::: INFORMATION PROVIDED

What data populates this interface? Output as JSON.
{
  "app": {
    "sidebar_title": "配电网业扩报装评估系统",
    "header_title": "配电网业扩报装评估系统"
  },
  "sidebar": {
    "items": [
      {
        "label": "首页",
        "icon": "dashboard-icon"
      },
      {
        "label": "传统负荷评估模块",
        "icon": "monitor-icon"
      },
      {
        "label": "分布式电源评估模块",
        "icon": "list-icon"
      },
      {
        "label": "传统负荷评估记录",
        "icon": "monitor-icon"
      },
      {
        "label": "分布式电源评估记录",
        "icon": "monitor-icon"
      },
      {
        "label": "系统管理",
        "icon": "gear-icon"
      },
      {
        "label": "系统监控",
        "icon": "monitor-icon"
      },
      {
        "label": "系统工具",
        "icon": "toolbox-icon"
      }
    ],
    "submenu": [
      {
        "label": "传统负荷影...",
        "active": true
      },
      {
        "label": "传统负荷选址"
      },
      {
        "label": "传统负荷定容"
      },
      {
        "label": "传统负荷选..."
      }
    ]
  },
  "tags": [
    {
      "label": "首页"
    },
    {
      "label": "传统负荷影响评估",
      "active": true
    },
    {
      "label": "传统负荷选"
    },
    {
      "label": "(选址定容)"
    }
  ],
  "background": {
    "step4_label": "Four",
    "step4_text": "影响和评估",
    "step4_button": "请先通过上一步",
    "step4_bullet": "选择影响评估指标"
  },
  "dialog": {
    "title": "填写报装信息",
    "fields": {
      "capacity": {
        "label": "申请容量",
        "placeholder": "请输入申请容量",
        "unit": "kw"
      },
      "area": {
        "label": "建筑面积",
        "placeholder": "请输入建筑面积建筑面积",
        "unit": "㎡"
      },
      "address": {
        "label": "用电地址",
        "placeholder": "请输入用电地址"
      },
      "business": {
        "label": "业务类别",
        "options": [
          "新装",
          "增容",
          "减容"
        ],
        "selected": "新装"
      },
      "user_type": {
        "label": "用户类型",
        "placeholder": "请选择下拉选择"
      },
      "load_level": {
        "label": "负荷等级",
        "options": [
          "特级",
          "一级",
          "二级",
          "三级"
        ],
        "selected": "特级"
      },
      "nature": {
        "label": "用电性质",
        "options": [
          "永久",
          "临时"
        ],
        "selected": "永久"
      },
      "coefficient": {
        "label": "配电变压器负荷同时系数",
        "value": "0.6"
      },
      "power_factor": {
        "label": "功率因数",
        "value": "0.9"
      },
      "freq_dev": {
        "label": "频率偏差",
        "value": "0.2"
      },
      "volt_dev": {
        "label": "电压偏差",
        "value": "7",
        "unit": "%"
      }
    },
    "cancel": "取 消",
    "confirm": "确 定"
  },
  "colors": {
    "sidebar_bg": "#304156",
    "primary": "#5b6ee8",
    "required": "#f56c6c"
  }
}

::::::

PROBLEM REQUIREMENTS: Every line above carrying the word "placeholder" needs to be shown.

RESPONSE:
        "placeholder": "请输入申请容量",
        "placeholder": "请输入建筑面积建筑面积",
        "placeholder": "请输入用电地址"
        "placeholder": "请选择下拉选择"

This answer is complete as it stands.